■ Input records:

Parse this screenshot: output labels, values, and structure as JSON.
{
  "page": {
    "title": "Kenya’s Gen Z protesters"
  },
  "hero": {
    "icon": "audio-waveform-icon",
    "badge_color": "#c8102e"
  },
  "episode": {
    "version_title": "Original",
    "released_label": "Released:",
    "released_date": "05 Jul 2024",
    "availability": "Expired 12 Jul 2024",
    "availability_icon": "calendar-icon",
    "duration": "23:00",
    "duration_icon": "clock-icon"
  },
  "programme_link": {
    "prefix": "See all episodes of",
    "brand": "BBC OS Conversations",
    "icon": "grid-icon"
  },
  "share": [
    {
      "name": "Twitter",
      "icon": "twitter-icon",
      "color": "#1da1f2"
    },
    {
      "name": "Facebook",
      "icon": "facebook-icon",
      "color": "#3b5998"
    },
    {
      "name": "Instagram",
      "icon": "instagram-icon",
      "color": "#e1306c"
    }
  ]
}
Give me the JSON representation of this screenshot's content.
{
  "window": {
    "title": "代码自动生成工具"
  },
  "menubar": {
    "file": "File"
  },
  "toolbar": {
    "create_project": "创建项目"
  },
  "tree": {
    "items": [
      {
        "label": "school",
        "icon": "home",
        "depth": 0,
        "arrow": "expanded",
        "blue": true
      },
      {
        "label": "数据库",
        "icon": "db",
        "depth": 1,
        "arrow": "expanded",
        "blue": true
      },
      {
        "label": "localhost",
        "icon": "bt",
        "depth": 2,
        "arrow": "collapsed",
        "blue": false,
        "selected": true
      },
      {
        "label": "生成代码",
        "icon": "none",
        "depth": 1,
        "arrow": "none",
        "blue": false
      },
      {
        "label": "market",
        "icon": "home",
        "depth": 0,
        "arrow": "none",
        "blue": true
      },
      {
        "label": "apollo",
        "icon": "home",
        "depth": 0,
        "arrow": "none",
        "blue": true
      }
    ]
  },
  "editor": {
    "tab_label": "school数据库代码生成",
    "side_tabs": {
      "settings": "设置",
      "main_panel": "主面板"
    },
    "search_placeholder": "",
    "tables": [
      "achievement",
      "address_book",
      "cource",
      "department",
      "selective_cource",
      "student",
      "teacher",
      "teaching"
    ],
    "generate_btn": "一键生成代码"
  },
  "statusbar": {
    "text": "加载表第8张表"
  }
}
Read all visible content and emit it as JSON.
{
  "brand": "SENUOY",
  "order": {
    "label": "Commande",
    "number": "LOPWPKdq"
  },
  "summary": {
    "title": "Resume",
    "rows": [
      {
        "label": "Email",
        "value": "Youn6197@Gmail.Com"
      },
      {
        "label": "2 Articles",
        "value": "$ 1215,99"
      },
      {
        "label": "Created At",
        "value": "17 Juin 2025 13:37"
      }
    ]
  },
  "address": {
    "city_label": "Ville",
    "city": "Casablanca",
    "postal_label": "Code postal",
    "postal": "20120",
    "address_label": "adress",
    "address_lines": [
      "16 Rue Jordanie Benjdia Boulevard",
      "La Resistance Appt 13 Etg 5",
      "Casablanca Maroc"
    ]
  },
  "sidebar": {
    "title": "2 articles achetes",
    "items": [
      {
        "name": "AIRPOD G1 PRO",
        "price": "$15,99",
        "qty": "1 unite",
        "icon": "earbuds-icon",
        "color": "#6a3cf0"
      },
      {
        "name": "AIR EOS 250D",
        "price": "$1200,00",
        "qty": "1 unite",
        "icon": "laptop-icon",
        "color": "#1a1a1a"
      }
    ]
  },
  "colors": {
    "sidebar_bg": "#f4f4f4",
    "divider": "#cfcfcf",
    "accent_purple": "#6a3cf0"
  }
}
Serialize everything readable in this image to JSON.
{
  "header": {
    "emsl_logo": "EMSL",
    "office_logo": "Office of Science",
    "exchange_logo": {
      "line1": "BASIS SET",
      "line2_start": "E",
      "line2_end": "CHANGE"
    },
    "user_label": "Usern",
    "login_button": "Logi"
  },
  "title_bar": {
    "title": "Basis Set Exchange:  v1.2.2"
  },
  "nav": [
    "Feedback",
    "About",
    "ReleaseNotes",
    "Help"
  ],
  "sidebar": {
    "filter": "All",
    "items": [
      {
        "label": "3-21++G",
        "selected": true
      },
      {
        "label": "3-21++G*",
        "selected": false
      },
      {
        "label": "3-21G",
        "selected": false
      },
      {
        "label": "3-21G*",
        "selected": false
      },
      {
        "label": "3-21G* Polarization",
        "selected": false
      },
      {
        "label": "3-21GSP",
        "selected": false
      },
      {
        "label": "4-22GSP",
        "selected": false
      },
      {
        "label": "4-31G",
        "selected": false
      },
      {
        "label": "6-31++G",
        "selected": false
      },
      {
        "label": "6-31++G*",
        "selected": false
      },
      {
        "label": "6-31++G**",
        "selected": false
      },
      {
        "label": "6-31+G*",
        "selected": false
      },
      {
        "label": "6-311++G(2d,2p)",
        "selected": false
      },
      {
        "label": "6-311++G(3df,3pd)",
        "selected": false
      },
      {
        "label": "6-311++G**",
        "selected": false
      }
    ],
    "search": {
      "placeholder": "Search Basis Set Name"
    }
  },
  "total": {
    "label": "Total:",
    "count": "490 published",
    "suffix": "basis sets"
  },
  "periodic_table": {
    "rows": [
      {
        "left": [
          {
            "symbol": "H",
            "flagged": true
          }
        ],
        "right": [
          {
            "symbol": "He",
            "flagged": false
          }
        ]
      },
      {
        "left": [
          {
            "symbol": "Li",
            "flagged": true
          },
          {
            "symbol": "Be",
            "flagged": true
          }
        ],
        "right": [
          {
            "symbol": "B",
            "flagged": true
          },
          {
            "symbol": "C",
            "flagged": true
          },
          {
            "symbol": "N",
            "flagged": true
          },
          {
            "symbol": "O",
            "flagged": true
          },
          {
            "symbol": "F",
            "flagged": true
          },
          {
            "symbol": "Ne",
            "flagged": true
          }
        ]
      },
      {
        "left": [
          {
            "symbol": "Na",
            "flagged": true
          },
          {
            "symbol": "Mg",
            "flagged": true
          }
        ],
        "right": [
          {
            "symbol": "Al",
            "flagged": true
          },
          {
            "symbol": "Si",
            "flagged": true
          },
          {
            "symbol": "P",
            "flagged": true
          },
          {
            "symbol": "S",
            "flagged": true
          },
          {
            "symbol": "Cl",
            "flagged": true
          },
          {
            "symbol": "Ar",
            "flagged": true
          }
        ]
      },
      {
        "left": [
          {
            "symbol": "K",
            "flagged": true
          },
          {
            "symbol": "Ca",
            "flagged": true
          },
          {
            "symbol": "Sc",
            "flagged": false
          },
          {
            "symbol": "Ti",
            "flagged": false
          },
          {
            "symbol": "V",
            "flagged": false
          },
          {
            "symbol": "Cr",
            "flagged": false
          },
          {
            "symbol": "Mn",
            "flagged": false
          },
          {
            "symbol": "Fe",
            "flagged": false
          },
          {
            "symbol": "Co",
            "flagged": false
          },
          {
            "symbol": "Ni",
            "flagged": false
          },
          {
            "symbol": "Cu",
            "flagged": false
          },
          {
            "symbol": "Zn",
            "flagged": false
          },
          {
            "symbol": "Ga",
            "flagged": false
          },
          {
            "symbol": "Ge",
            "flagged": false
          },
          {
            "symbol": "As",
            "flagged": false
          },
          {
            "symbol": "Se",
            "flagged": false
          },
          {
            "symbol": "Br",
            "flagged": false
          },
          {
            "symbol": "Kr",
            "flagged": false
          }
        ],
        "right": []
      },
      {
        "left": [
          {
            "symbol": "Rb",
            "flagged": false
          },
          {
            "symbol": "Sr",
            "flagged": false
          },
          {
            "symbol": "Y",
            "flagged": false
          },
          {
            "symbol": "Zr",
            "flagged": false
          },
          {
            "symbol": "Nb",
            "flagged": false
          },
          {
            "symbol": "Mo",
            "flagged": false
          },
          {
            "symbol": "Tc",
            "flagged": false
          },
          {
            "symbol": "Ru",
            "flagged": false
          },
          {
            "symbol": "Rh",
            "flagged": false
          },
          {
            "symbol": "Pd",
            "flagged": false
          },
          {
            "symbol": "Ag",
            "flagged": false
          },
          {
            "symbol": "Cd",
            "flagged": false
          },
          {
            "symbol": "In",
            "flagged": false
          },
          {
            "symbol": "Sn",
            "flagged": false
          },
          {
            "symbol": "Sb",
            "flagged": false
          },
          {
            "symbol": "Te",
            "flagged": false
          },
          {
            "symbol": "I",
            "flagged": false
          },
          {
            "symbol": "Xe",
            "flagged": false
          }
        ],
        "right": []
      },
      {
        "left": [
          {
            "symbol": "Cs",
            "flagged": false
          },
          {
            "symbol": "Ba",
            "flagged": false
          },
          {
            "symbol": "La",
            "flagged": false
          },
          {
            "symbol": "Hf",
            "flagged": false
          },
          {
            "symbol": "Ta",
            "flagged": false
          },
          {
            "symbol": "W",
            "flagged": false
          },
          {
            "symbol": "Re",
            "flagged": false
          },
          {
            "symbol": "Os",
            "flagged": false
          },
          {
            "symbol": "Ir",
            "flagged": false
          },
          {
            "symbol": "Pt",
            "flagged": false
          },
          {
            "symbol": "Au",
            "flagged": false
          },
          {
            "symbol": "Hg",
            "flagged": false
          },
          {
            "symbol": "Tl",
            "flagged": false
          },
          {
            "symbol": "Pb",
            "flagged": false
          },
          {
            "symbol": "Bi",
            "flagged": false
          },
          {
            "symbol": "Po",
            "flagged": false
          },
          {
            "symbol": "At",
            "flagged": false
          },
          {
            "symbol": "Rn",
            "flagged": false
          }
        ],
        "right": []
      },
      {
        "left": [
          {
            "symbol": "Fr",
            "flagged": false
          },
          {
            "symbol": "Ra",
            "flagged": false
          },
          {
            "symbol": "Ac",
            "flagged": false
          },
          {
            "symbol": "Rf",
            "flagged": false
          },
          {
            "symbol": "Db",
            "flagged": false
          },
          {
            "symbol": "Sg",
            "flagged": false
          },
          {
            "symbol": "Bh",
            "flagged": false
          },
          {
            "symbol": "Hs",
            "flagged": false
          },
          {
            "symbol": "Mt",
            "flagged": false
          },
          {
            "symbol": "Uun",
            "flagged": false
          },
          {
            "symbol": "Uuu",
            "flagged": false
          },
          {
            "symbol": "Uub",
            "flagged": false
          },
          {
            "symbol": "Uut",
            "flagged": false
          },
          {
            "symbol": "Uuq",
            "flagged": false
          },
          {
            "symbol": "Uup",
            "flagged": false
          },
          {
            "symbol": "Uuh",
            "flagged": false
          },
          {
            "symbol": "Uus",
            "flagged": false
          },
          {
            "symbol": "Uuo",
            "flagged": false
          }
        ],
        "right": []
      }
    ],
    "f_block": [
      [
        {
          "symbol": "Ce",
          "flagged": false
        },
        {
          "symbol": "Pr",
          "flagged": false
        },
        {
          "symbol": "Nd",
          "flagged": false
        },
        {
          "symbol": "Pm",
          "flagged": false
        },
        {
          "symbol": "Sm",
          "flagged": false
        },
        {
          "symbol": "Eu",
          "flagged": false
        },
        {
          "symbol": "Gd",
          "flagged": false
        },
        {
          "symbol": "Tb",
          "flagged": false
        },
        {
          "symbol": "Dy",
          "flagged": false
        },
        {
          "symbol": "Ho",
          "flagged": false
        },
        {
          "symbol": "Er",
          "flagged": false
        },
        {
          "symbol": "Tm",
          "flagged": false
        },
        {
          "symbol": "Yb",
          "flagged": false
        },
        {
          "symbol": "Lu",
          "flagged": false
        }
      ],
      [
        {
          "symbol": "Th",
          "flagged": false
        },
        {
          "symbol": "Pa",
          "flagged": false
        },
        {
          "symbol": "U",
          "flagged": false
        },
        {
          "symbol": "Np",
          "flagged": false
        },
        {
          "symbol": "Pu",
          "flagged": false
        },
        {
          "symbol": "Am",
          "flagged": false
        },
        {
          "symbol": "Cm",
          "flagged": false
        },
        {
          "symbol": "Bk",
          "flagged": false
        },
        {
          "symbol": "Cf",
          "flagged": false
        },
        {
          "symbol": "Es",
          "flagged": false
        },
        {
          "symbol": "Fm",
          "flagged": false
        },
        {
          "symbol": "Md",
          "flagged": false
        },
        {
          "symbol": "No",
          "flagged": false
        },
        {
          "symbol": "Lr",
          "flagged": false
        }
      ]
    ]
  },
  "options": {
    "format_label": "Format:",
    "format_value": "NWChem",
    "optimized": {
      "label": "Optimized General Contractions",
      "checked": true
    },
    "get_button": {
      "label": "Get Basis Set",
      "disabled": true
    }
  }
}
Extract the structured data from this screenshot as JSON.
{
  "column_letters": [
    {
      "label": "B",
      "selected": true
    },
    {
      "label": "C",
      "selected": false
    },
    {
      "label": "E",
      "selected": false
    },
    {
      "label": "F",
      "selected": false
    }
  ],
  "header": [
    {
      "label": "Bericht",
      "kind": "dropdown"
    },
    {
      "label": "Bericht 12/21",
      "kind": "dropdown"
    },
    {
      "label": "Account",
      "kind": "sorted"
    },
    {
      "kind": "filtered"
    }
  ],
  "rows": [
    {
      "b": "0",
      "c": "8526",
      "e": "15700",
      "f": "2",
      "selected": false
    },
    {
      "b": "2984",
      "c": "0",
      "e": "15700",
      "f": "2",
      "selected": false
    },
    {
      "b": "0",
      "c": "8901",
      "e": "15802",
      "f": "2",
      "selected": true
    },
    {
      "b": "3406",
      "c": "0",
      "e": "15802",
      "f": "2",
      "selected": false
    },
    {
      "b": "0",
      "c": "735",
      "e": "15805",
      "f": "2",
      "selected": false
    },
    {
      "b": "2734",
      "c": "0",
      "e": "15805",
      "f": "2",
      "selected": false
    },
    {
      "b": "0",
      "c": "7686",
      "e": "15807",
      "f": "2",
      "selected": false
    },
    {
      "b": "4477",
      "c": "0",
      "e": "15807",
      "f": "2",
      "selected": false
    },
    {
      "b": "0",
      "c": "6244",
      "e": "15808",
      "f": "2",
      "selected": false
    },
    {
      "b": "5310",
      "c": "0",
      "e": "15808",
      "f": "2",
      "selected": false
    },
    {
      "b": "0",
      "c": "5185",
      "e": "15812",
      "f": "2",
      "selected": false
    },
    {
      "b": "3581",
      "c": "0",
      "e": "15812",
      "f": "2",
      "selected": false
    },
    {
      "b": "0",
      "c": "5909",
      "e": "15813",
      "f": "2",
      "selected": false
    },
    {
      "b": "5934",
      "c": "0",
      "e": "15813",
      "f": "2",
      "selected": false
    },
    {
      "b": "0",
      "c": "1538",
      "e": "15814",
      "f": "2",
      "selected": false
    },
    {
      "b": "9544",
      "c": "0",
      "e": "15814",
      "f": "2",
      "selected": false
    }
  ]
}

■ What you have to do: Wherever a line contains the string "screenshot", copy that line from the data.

■ Completed exercise:
Parse this screenshot: output labels, values, and structure as JSON.
Give me the JSON representation of this screenshot's content.
Extract the structured data from this screenshot as JSON.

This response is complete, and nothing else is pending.